Doc turns to court in kickback case
Once again, a critic who says he was reprimanded for confidentially raising concerns about doctors’ pay has turned into a whistle-blower for the federal government. This time it happened in Mobile, Ala., where cardiologist Dr. Christian Heesch says a profit-sharing arrangement between doctors and the diagnostic clinic owned by Infirmary Health System violated the Stark law and False Claims Act. Potential damages are said to be north of $500 million, making it at least the third active nine-figure Stark case pending against a hospital in which the U.S. Justice Department has intervened as a plaintiff.
Unlike some of the other cases, Heesch also pinpoints human victims: patients, including a few military families on Tricare, whom he claims were needlessly exposed to potentially harmful radiation through nuclear stress tests that use radioactive dye to measure the flow of blood through the heart.

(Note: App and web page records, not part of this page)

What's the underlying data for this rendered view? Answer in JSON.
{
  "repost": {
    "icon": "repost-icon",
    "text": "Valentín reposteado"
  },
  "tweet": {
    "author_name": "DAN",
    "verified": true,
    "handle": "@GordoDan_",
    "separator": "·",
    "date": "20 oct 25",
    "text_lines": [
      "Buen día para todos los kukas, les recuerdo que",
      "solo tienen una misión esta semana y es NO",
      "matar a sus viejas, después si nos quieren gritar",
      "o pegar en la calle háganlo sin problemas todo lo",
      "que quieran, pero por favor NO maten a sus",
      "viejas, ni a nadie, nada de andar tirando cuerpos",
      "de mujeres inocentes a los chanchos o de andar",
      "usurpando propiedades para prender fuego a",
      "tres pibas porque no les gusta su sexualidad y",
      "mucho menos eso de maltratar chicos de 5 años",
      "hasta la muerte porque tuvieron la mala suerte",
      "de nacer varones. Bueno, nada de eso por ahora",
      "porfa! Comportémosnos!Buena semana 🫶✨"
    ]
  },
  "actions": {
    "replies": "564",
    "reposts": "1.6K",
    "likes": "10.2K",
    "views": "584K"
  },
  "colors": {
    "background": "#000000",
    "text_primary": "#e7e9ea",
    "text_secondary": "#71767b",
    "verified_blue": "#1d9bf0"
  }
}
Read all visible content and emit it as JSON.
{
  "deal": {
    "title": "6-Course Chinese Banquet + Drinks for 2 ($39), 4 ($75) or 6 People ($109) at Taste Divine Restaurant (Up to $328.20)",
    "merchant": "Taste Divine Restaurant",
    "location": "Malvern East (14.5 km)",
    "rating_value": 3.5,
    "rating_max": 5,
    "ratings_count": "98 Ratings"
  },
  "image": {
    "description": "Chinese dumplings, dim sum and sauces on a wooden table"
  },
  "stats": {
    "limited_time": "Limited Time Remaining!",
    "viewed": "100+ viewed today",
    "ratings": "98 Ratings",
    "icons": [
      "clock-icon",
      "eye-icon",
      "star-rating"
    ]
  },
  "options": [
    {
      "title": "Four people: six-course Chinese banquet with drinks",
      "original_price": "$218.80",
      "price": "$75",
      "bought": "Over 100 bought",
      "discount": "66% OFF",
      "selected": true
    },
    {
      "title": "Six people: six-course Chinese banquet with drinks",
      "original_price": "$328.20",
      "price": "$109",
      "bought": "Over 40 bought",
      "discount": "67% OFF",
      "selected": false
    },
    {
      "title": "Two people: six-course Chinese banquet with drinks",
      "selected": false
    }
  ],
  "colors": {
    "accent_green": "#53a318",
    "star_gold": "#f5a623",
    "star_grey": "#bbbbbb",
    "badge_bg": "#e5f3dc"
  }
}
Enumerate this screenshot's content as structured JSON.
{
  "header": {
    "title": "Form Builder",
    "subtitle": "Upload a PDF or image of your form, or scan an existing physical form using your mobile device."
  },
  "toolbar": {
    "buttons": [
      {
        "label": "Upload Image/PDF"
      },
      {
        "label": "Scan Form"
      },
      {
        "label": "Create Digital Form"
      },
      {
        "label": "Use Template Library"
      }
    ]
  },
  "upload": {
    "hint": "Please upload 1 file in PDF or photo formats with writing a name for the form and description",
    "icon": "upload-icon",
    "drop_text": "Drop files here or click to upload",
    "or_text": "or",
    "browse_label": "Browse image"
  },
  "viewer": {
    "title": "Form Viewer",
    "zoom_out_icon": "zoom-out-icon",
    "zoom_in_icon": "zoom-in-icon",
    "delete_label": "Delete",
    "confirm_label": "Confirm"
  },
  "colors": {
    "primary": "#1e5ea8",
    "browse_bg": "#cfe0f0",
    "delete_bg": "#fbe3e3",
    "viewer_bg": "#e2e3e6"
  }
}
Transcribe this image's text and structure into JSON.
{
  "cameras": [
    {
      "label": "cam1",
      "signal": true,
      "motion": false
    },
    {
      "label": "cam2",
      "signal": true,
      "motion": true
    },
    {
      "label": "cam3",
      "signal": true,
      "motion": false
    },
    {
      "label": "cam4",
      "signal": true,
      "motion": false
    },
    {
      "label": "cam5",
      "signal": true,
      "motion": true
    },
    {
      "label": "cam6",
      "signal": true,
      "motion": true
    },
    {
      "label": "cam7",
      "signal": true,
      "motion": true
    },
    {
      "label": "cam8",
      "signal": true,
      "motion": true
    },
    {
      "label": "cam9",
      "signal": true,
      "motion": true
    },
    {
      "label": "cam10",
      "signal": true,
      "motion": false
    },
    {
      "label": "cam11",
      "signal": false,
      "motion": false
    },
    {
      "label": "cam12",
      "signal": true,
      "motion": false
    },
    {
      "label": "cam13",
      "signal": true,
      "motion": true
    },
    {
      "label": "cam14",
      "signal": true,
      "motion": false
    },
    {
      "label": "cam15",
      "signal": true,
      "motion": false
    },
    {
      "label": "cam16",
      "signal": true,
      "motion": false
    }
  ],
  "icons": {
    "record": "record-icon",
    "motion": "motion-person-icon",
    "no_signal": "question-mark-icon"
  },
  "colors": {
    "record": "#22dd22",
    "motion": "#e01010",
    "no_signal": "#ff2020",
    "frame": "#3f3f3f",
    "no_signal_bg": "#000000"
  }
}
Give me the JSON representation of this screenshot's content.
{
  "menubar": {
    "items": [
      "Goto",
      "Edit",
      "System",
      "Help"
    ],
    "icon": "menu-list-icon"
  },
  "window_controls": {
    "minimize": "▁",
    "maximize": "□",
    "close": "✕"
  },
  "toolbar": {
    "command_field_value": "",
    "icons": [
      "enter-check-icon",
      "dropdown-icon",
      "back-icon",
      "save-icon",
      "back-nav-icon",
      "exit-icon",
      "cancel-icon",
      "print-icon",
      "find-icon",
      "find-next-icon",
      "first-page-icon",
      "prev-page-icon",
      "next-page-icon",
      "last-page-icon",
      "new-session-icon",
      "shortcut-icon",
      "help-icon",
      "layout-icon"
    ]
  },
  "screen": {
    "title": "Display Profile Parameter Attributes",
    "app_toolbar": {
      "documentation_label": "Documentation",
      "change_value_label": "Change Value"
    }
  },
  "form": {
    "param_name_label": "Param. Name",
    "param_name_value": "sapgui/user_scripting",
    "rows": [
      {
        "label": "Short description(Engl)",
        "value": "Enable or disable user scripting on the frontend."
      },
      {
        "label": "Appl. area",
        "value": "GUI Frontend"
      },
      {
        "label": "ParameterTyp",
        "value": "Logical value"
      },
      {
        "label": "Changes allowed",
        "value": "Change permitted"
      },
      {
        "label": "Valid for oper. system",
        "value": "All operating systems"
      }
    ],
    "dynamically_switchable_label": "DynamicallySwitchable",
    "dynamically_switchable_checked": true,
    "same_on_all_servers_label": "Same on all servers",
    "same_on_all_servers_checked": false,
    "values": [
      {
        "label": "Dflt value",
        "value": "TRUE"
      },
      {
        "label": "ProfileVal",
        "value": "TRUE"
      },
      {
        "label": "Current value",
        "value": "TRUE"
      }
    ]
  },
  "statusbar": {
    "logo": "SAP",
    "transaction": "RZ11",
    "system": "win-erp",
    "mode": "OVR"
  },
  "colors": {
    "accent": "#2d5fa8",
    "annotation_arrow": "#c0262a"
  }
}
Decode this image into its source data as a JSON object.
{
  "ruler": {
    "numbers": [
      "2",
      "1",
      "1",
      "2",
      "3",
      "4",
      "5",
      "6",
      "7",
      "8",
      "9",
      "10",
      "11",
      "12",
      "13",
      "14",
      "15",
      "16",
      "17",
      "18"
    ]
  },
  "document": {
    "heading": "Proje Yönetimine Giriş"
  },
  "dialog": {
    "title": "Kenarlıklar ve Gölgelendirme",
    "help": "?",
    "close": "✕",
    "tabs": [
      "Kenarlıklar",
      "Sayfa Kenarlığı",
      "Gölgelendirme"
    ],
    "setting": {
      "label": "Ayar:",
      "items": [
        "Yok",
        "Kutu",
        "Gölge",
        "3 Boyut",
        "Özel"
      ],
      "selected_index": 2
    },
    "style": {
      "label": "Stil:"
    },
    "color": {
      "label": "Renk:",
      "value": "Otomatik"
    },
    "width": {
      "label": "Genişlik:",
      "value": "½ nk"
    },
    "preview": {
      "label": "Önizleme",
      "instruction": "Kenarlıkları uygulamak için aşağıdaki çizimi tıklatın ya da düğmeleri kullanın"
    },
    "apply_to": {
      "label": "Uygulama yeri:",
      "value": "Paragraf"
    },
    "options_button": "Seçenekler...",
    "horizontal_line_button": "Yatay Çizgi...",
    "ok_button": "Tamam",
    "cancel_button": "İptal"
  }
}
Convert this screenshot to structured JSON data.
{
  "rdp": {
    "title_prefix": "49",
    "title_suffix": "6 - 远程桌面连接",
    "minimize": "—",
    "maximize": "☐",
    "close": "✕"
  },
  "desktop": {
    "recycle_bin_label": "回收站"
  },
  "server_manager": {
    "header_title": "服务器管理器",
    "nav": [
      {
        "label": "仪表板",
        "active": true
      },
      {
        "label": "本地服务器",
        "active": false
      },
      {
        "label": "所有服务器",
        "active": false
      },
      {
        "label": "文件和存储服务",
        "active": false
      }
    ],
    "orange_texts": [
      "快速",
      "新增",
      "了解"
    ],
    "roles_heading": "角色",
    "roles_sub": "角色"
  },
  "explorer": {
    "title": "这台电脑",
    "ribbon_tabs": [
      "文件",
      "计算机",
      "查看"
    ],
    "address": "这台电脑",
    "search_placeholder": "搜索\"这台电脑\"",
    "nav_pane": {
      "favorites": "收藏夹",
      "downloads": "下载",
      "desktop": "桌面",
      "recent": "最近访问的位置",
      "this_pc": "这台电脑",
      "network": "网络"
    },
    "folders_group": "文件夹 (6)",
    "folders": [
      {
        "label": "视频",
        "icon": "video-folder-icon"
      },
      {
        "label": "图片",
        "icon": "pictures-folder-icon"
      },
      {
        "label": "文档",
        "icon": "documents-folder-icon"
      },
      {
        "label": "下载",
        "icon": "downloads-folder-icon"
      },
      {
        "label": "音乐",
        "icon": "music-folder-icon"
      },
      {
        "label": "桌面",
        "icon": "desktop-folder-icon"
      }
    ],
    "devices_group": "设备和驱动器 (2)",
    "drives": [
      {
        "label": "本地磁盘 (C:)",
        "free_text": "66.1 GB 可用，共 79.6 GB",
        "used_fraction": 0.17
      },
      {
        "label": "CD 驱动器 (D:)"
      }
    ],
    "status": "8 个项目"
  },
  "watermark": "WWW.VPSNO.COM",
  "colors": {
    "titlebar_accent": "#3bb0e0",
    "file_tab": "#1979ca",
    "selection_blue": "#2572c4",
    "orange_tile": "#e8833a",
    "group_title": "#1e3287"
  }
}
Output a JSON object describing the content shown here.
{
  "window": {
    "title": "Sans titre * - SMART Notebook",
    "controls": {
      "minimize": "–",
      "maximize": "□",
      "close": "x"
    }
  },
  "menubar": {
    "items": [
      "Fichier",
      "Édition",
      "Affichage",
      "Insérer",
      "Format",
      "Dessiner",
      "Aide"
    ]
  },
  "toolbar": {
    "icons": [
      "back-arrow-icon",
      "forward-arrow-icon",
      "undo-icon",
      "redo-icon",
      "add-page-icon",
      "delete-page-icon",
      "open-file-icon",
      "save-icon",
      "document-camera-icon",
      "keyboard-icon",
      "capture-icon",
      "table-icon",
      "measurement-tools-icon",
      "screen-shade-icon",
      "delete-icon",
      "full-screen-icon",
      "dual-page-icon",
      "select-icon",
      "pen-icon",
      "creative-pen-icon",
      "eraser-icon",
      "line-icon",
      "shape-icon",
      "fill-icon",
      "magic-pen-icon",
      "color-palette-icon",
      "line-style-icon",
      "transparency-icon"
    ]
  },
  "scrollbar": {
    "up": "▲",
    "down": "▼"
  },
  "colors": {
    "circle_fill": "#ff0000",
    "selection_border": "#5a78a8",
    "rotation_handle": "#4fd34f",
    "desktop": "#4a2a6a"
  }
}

Most of the victims cited in the complaint were on Medicare and Medicaid.
Mark Nix, CEO of Infirmary Health System, said in an e-mailed statement that the allegations relate mainly to work done in Infirmary’s Diagnostic and Medical Clinic, a subsidiary of Infirmary and codefendant. He said the clinic denies the allegations and will fight them vigorously.
Heesch said he began speaking out about his concerns at least four years before he filed suit, objecting to both the arrangements that gave physicians incentive to allegedly falsify medical records to justify more testing, as well as the high number of stress tests being done on patients.
In March 2009, Heesch made a confidential report to the Alabama Department of Public Health, which he said cited the system’s Mobile Infirmary Medical Center with violations for improper imaging and ordering corrective actions.
Heesch said the corrections and objections didn’t stop the high rates of testing. Instead, the new test-approval procedure was “watered down” before it was implemented, and he was warned to stop mentioning his concerns about the underlying practices that led to the unneeded procedures.
Rather than having his concerns addressed, Heesch “repeatedly was advised to curtail his ‘disruptive’ writing of memoranda,” the lawsuit says.
Experts say potential whistle-blowers often raise their concerns privately within organizations, and turn to the court system when their efforts at reform are rebuked.
The Justice Department has four months to file a separate complaint based on Heesch’s allegations. The government often pursues a narrower set of allegations than the ones laid out in the whistle-blower lawsuit that draws the investigation.
Heesch’s complaint alleges the tests were blatantly overused because doctors were financially rewarded for ordering more tests, even though they expose patients to small doses of radiation.
The Justice Department intervenes in only about 20% of all whistleblower claims. Justice officials have said publicly many times that one of the top factors they consider in deciding whether to join a case is whether it goes beyond financial matters and affects patient health.
Heesch said patient medical records were altered to justify the tests, including instances where physicians would falsely claim that patients had complained of chest pains or had abnormal test results.
In return for steering patients toward nuclear stress tests, the lawsuit alleged, the health system provided below-market office space and an offthe-books pay arrangement in which the hospital gave the physicians a share of the fees from government health programs. The secret payouts were held back a year and disguised using a “fudge factor” so they didn’t directly correlate with physicians’ prescribing activity, it said.
The arrangement allegedly violated the Social Security Act’s prohibition on kickbacks in healthcare, as well as the Stark law prohibition on physicians referring patients to other providers in which they have a financial interest. The violations would create illegal claims for government healthcare dollars, triggering damages up to three times the original payments under the False Claims Act.
Nix said the government’s decision to join Heesch’s complaint was disappointing, especially since th e system and the clinic have worked with government investigators for more than a year to respond to questions.
“We believe the clinic has provided services and compensated its physicians in full accordance with the law and that the clinic acted in the best clinical interest of our patients,” Nix said in a statement. “Tests performed at the clinic were medically necessary to provide appropriate care for our patients and in compliance with applicable requirements.”
The Justice Department has at least two other high-dollar cases pending against healthcare providers. The government asked a federal district judge in South Carolina to fine Tuomey Healthcare System as much as $237 million after a jury ruled May 8 that the hospital violated the Stark law and False Claims Act because compensation for 19 local specialists varied with the volume of services they referred to the hospital.
And in a whistle-blower case slated for trial in November, the Justice Department has asked for $354 million against Halifax Health of Daytona Beach, Fla., in a case that alleged the hospital compensated six oncologists based on the operating margin of the system’s cancer program.